“[From its first appearance in 1868] the outrage story, a matter-of-fact newspaper account of Ku Klux Klan violence in the South, remained the most common means by which Northern readers engaged with the Klan….
“A New York Tribune correspondent reporting from Raleigh, North Carolina…had arrived ‘prepared to find that the stories which have reached the North were greatly exaggerated; but the reality seems to be that the one-tenth part has not been told….Take your idea of Ku-Klux outrages. Whip your man or woman half to death, string up your victim to a tree and let him hang for days, bring to mind the worst case of rape you have ever heard of. [Then] multiply these instances by a hundred and throw in every form of torture and cruelty which ingenuity can suggest, with a few thousand lesser whippings which separately count for little, and you will get some idea of the state of affairs in North Carolina.’
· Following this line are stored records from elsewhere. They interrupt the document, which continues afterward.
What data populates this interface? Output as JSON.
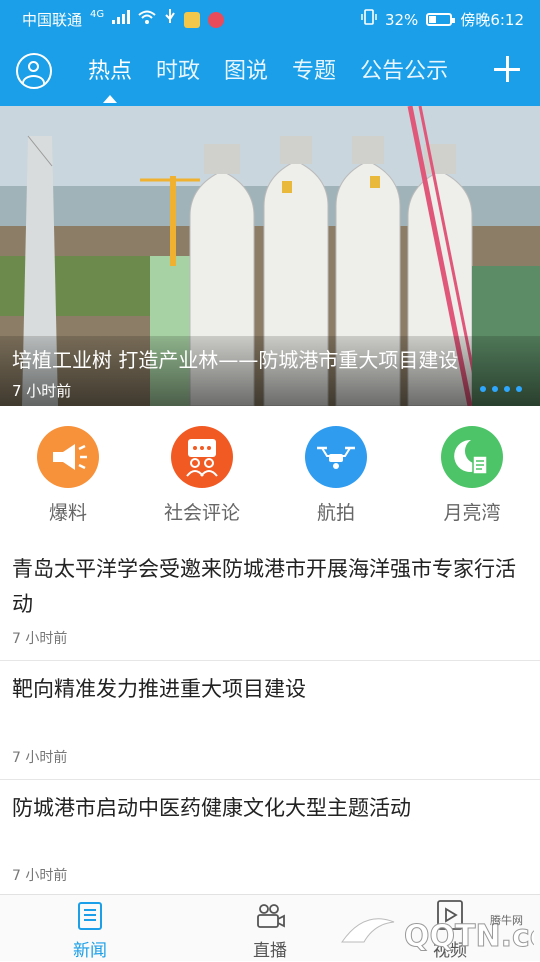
{
  "status_bar": {
    "carrier": "中国联通",
    "network": "4G",
    "battery": "32%",
    "battery_level": 0.32,
    "time": "傍晚6:12"
  },
  "nav": {
    "tabs": [
      {
        "label": "热点",
        "active": true
      },
      {
        "label": "时政",
        "active": false
      },
      {
        "label": "图说",
        "active": false
      },
      {
        "label": "专题",
        "active": false
      },
      {
        "label": "公告公示",
        "active": false
      }
    ]
  },
  "hero": {
    "title": "培植工业树 打造产业林——防城港市重大项目建设",
    "time": "7 小时前",
    "slides": 4
  },
  "quick_links": [
    {
      "label": "爆料",
      "icon": "megaphone-icon",
      "color": "#f7913a"
    },
    {
      "label": "社会评论",
      "icon": "comment-icon",
      "color": "#f25a24"
    },
    {
      "label": "航拍",
      "icon": "drone-icon",
      "color": "#2f9cf0"
    },
    {
      "label": "月亮湾",
      "icon": "moon-icon",
      "color": "#4cc467"
    }
  ],
  "news": [
    {
      "title": "青岛太平洋学会受邀来防城港市开展海洋强市专家行活动",
      "time": "7 小时前"
    },
    {
      "title": "靶向精准发力推进重大项目建设",
      "time": "7 小时前"
    },
    {
      "title": "防城港市启动中医药健康文化大型主题活动",
      "time": "7 小时前"
    }
  ],
  "bottom_tabs": [
    {
      "label": "新闻",
      "active": true
    },
    {
      "label": "直播",
      "active": false
    },
    {
      "label": "视频",
      "active": false
    }
  ],
  "watermark": {
    "text": "QQTN.com",
    "sub": "腾牛网"
  },
  "colors": {
    "brand": "#1a9fe8",
    "text": "#222222",
    "muted": "#777777"
  }
}
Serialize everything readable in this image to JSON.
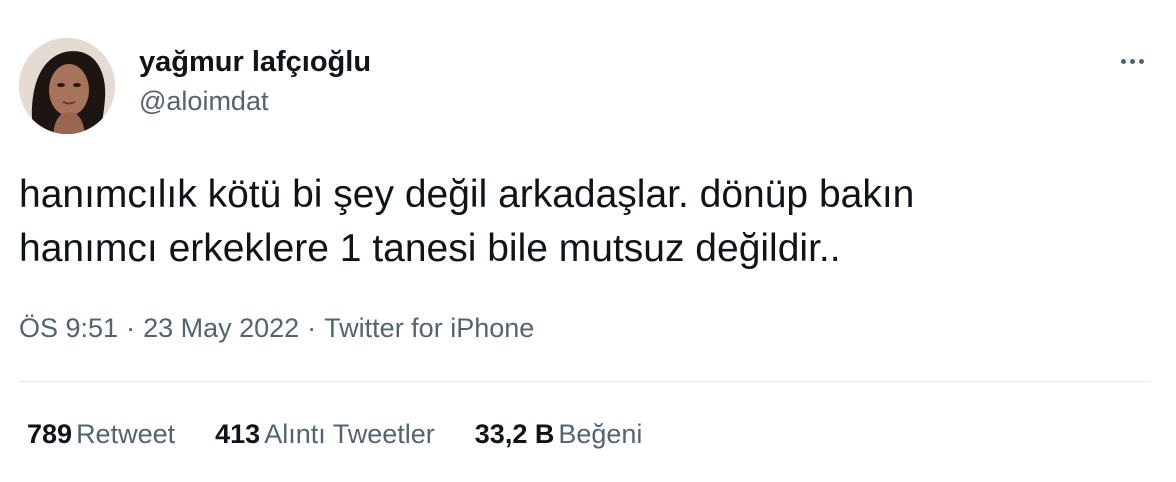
{
  "author": {
    "display_name": "yağmur lafçıoğlu",
    "handle": "@aloimdat",
    "avatar_icon": "profile-photo"
  },
  "more_icon": "more-horizontal-icon",
  "tweet": {
    "text_lines": [
      "hanımcılık kötü bi şey değil arkadaşlar. dönüp bakın",
      "hanımcı erkeklere 1 tanesi bile mutsuz değildir.."
    ],
    "time": "ÖS 9:51",
    "separator": "·",
    "date": "23 May 2022",
    "source": "Twitter for iPhone"
  },
  "stats": {
    "retweets": {
      "count": "789",
      "label": "Retweet"
    },
    "quotes": {
      "count": "413",
      "label": "Alıntı Tweetler"
    },
    "likes": {
      "count": "33,2 B",
      "label": "Beğeni"
    }
  },
  "colors": {
    "text_primary": "#0f1419",
    "text_secondary": "#536471",
    "divider": "#e7e9ea",
    "background": "#ffffff"
  }
}
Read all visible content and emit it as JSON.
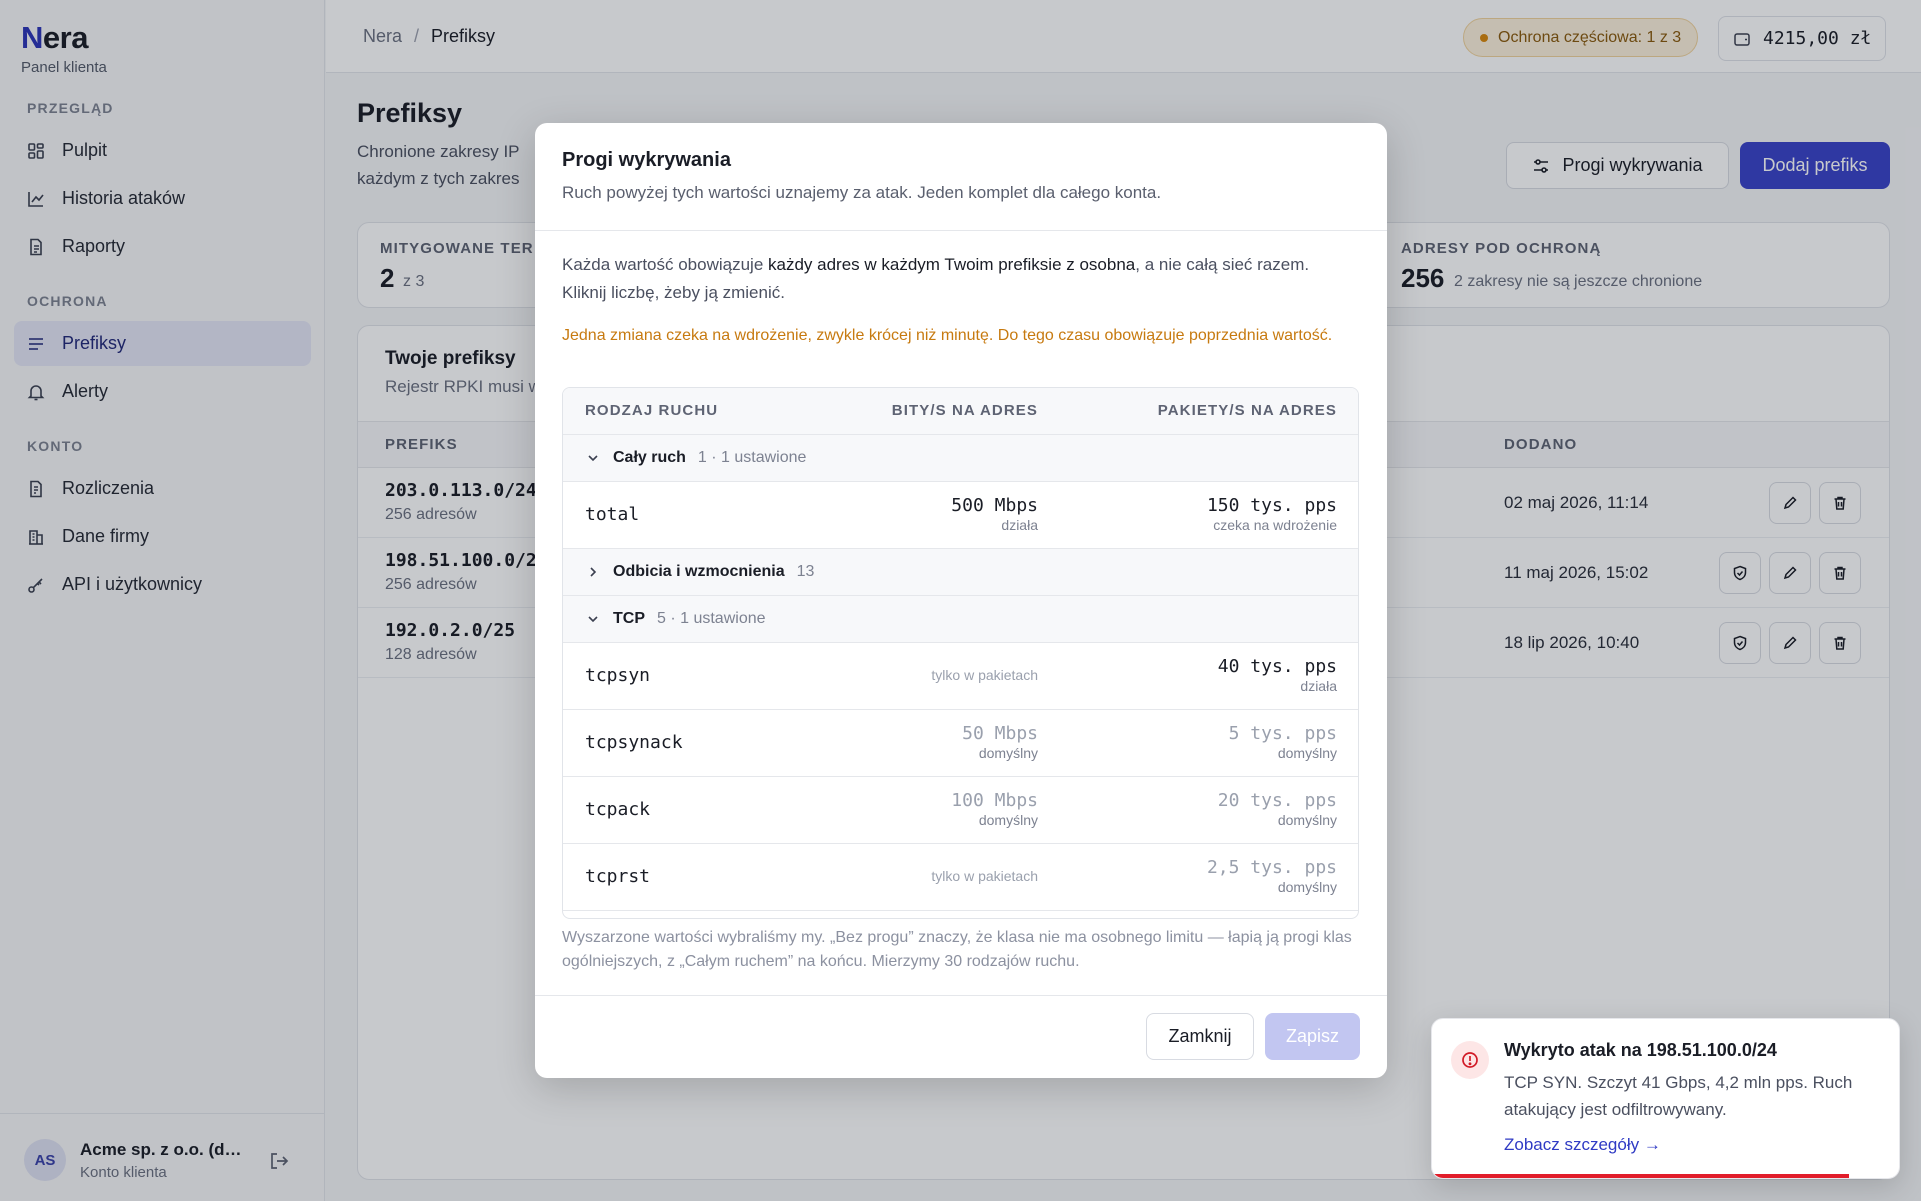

“The constant, predictable appearance of [such] stories spoke to the essential deviance of Southern white society. Klan attacks became the raw materials out of which Northerners fashioned an image of a backward, bloody and dangerous South.”
— From “Stories of the South: Race and the Reconstruction of Southern Identity, 1865-1915″ by K. Stephen Prince (2014)
On this day in 1886: The New York Tribune responds to North Carolina’s efforts to attract Northerners and their investment capital:
“Every such movement is deserving of and receives the heartiest encouragement. . . . But [Northerners must know] that if they cast in their lot with the people of North Carolina they will be perfectly secure in all their political rights and privileges. Everybody knows that in portions of the South unless one swears by the Democratic party the community in which he resides will make it unpleasant for him. He may not be positively maltreated, but he will be let alone in an emphatic manner.
“We rejoice at the assurance that comes to us that North Carolina has set her face against this un-American, suicidal policy; that she welcomes alike Republicans and Democrats and proposes that they shall have equal rights. Inviting immigration in this spirit and offering superior inducements, there is no reason why she should not increase and multiply.”
“As if orchestrated from on high to bring white Northerners and white Southerners together, the first soldier killed in the Spanish-American War was a white Southerner, Worth Bagley of North Carolina.
“Newspapers North and South vied with one another to describe the sectional symbolism of Bagley’s death. The New York Tribune announced the common theme: ‘The South furnishes the first sacrifice of this war. There is no North and no South after that…. We are all Worth Bagley’s countrymen.’ ”
— From “Southern Crossing: A History of the American South, 1877-1906” by Edward L. Ayers (1995)
Pictured: badge from 1935 state convention of United Spanish War Veterans.